Directions. Take each line in the entries below that holds "JSON" and show it.

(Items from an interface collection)
- - - - - - -
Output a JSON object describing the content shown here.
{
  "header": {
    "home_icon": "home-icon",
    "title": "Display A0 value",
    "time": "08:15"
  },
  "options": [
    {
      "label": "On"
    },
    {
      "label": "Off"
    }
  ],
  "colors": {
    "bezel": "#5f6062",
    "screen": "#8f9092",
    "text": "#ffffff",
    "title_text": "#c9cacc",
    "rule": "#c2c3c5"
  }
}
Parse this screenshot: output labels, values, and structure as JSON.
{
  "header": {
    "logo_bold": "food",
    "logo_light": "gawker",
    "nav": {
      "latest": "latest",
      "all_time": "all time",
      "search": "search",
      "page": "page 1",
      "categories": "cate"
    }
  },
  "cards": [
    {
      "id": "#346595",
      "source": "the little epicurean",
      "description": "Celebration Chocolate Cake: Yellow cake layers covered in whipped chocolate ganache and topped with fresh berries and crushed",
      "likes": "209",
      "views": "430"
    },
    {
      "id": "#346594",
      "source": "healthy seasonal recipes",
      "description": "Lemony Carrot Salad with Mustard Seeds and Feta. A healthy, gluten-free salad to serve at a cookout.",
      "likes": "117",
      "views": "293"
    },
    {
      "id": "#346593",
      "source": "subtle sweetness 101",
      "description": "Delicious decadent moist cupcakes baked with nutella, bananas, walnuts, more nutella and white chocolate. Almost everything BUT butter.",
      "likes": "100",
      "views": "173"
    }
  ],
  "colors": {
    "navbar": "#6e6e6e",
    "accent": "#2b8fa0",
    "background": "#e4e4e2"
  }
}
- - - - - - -
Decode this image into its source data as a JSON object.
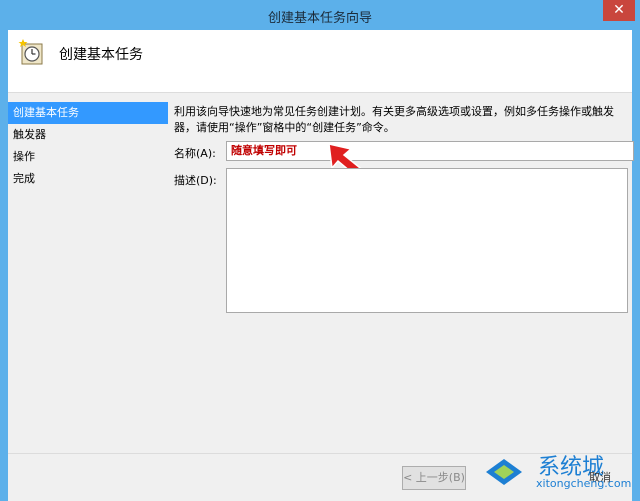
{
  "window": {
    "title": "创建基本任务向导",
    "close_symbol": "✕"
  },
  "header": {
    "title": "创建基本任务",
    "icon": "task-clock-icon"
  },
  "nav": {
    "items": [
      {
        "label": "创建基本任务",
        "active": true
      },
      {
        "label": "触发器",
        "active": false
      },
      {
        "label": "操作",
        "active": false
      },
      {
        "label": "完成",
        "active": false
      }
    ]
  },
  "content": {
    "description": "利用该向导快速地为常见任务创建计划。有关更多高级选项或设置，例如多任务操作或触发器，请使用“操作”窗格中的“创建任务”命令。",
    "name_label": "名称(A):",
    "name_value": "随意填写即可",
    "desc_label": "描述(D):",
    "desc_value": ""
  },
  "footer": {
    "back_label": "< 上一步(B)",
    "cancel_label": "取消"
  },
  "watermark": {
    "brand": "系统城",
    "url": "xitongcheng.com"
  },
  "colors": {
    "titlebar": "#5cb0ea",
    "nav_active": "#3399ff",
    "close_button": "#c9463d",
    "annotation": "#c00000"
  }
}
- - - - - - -
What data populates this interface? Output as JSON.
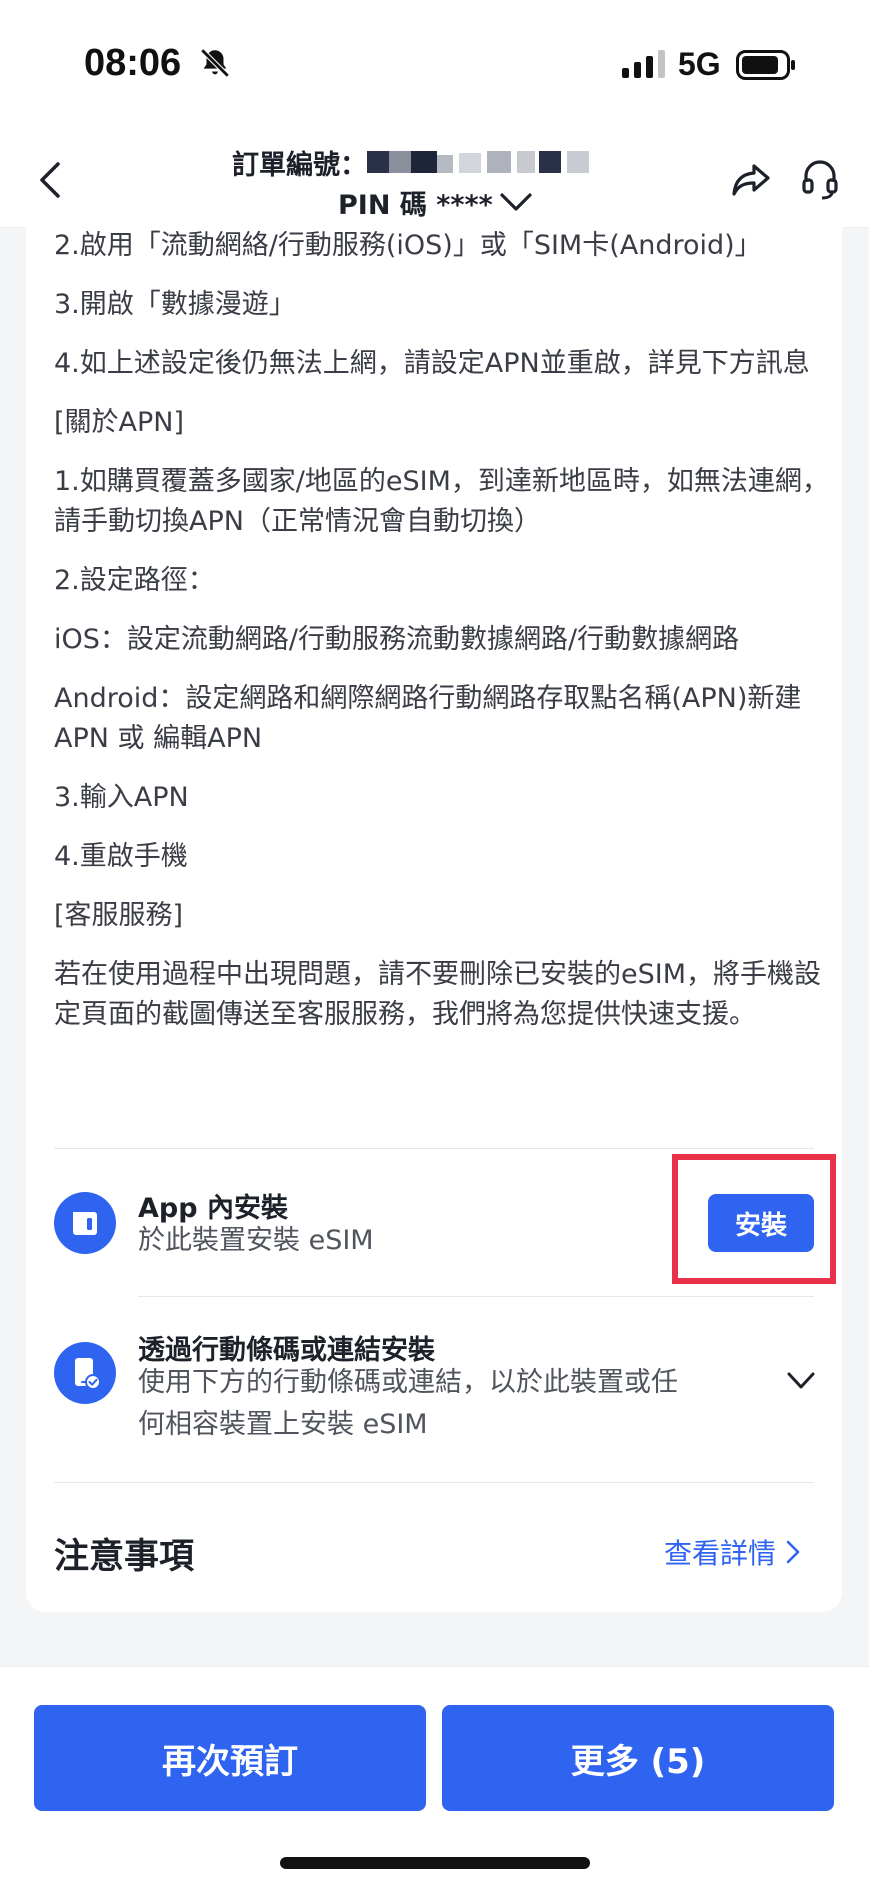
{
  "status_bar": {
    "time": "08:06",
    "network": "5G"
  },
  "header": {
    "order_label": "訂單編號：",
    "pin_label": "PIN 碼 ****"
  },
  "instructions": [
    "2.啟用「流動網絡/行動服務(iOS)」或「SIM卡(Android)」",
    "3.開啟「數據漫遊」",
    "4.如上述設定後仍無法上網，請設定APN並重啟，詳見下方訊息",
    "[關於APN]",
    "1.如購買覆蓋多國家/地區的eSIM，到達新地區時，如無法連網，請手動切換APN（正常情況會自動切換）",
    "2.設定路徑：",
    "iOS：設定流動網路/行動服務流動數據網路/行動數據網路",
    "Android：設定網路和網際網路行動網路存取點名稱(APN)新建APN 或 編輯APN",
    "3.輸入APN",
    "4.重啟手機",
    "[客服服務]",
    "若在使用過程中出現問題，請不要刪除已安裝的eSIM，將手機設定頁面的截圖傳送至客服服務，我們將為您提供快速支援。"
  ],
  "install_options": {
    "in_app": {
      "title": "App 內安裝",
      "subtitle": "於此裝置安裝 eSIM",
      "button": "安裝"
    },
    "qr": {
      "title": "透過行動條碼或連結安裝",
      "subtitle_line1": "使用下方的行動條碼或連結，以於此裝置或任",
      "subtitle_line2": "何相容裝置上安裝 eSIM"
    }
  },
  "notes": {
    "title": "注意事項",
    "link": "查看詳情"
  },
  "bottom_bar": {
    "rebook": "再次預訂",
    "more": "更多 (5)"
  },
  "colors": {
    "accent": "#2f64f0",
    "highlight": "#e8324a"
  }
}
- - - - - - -
Completed task.
Output a JSON object describing the content shown here.
Parse this screenshot: output labels, values, and structure as JSON.
Decode this image into its source data as a JSON object.
What data populates this interface? Output as JSON.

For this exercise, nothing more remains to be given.